THE UNITED STATES has four major vehicles for launching objects into space. One is nearly obsolete, and now in succession the three others have failed. Is that a fluke, or does it mean there is something fundamentally wrong in the space program? NASA, the agency most involved, prefers the theory of coincidence. Its spokesmen suggest it would be wrong to aggregate the three events and try to read a pattern into them. Maybe so.
The most recent failure, which occurred on Saturday, involved a Delta rocket carrying a weather satellite. The Delta had always been reliable; only 11 of 177 previous flights had gone awry, and more than 40 consecutive launches had been successful. But this time the first-stage engine prematurely shut off about 70 seconds into flight, the rocket started to tumble, and a safety officer blew it up. That followed by two weeks the failure of an Air Force Titan rocket that blew up five seconds after launch, the second Titan to explode in two attempts. Before Titan came the Challenger accident.
The Titan and Delta accidents would have drawn scant notice absent what happened to Challenger and what has been unearthed about NASA since. (The previous Titan accident last August was only a five-paragraph story on the major wire services.) But if the tendency four months ago in Congress, press and public was to lead cheers for NASA, the pendulum now has swung the other way. The post-Challenger investigations have shown that for years federal auditors complained of poor management at NASA; that in the case of the shuttle, serious questions were raised within the agency about safety and design, and were brushed aside; and that decision-making at certain critical points had about it all the orderliness and decorum of a clamorous crap-shoot.
Last week it was reported that as early as 1978 NASA engineers had expressed concern about the design of the leaking O-rings that are thought to have brought down Challenger; that a memo in 1979 labeled the joints these rings were meant to seal "completely unacceptable"; that in 1985 officials imposed a "launch constraint" on the problem, meaning no launches were to take place until it was fixed; and that a Marshall Space Flight Center official, Lawrence Mulloy, then signed six successive waivers to let the flights proceed anyway. The laws of probability seem to have taken it from there.
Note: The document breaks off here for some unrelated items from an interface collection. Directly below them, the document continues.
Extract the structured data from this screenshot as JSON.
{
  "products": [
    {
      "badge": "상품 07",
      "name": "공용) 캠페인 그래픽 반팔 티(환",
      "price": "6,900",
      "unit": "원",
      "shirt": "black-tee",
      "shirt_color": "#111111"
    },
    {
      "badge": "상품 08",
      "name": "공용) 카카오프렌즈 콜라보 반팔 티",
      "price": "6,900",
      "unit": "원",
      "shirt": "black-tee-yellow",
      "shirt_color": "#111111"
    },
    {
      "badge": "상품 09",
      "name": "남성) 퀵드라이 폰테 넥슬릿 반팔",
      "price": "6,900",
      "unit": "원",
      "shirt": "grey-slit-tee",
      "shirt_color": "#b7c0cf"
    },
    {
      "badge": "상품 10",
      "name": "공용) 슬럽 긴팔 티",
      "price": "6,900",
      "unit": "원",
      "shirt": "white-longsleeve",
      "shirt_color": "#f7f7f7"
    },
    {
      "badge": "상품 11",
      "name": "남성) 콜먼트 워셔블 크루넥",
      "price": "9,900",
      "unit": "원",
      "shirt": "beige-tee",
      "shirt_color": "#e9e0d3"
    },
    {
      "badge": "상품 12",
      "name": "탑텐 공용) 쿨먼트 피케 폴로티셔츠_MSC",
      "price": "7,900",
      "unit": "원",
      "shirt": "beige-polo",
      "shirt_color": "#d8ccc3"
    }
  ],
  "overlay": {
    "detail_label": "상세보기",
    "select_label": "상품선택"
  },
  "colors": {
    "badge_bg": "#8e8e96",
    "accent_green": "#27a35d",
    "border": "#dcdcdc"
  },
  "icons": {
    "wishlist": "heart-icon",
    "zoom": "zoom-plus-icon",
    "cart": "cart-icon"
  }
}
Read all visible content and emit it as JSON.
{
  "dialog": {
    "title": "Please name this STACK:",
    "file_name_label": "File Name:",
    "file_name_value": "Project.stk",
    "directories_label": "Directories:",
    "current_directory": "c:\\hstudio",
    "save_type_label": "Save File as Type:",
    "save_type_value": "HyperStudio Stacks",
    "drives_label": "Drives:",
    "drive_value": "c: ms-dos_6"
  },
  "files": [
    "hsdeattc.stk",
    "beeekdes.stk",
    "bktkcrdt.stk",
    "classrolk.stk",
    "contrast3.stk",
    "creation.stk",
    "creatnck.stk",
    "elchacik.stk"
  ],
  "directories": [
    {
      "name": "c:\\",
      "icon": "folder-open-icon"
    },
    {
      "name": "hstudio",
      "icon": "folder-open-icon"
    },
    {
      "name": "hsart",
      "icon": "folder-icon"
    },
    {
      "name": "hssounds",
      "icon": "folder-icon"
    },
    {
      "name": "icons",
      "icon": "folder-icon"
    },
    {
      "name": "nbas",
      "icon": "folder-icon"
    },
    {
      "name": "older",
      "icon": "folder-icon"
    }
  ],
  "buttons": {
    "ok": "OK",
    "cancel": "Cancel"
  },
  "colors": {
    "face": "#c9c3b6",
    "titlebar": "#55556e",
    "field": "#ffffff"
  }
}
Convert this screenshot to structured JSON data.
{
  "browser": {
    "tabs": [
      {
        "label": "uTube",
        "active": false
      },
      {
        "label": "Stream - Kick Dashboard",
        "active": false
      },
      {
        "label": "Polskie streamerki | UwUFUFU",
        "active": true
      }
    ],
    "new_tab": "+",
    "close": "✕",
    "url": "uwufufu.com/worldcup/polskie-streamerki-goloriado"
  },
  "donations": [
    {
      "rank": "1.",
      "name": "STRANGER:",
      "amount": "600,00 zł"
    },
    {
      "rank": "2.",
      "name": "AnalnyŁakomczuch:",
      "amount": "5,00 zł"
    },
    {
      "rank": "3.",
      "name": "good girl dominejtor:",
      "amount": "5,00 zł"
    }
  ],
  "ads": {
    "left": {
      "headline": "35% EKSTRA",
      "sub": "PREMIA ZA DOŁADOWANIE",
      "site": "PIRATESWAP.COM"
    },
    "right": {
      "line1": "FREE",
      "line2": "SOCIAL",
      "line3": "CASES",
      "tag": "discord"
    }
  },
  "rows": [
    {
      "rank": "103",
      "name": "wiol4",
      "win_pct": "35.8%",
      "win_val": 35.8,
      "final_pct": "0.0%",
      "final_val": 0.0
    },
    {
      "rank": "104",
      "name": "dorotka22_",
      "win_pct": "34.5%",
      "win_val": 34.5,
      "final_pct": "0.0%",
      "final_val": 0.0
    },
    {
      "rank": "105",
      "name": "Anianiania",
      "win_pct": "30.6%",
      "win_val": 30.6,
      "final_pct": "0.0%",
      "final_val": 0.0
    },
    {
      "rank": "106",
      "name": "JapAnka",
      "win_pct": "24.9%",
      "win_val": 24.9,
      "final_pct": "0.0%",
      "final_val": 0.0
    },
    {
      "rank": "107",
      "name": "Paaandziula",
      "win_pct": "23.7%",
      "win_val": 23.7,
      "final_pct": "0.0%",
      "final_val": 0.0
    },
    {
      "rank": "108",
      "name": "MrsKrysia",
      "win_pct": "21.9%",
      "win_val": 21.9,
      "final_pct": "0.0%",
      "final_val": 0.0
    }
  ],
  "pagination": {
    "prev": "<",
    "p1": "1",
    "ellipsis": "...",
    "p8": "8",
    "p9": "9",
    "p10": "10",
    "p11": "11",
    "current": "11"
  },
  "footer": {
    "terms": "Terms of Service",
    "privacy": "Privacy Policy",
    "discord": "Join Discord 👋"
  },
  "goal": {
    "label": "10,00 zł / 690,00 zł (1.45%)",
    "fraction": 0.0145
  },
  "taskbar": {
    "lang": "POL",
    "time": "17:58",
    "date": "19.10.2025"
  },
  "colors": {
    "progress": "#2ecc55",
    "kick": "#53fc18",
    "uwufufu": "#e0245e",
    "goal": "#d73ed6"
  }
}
At Cape Canaveral yesterday, NASA staged a ceremony marking the 25th anniversary of the first manned American space flight, by Alan Shepard in 1961. NASA is justly famous for its PR. This was to remind us all of the glory days of the past and take the edge off the present unpleasantness. A year ago it might have worked; it always did before. Now PR isn't good enough. That is the least of what you would hope the agency has come to understand.